Last week, Bruce Power said it would refurbish its Bruce A and B units rather than build new reactors in Bruce Country to supply the region with 6,300 MW of electricity. At the same time, it said it has notified the Canadian Nuclear Safety Commission and the Canadian Assessment Agency that it will withdraw its site license applications and suspend environmental assessments in Bruce County and Nanticoke.
“Our focus has always been to find the best way to provide Ontario with a long-term supply of 6,300 megawatts,” said Bruce Power President and CEO Duncan Hawthorne in a statement last week. “For more than five years, we’ve examined our options and refurbishing our existing units has emerged as the most economical.” Hawthorne added that the Nanticoke plant withdrawal had been prompted by a consideration of “Ontario’s declining electricity demand.”

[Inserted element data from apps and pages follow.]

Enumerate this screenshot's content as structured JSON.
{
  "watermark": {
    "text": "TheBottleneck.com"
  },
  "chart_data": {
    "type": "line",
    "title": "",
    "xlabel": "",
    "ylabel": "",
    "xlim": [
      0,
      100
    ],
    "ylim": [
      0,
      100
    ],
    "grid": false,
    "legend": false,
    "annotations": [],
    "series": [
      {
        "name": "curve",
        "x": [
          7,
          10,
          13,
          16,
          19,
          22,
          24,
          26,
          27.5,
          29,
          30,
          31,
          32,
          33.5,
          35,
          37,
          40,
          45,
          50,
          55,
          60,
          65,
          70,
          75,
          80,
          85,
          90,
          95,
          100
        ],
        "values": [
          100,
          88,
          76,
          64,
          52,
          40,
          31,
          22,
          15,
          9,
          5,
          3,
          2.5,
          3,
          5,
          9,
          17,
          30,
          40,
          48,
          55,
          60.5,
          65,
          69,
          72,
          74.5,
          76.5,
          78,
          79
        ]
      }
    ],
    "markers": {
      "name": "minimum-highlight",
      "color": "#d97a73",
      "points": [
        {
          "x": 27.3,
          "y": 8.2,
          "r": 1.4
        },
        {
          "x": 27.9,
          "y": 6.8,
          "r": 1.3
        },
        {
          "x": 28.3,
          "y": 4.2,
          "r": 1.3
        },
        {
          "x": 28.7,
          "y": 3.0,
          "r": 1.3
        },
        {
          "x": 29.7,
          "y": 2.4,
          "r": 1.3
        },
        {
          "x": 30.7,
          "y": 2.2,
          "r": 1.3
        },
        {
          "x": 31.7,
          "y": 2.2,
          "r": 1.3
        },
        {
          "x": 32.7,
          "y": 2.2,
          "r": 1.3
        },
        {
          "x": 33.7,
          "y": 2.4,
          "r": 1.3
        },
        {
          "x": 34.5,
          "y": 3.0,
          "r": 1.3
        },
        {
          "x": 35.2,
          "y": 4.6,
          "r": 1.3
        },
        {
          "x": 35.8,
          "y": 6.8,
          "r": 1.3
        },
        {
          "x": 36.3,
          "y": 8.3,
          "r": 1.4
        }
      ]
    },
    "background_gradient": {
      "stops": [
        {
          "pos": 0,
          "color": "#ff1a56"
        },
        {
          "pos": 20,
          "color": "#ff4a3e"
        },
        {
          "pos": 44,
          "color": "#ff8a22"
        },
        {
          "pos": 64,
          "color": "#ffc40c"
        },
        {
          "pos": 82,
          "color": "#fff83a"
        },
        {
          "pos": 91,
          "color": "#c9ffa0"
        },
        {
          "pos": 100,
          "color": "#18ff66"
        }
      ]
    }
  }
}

The decision has no bearing on the current process to introduce nuclear energy to Alberta or Saskatchewan, the company said. Both provincial governments are expected to release policy statements regarding nuclear energy’s role later this year.
Bruce Power will now work with investors and the Ontario Power Authority to investigate the feasibility of refurbishing Units 3 though 8 following the successful restart of Units 1 and 2, which will inject another 1,500 MW of baseload generation into the Ontario market.
“While we have chosen to pursue the refurbishment option, I want to thank everyone in Bruce, Haldimand and Norfolk counties who supported us,” Hawthorne said. “The work we have done confirmed both sites held great promise for new build if the market conditions were more favourable. However, the time has come to narrow our focus and follow the route that’s best for us, for Ontario and its ratepayers.”
Source: Bruce Power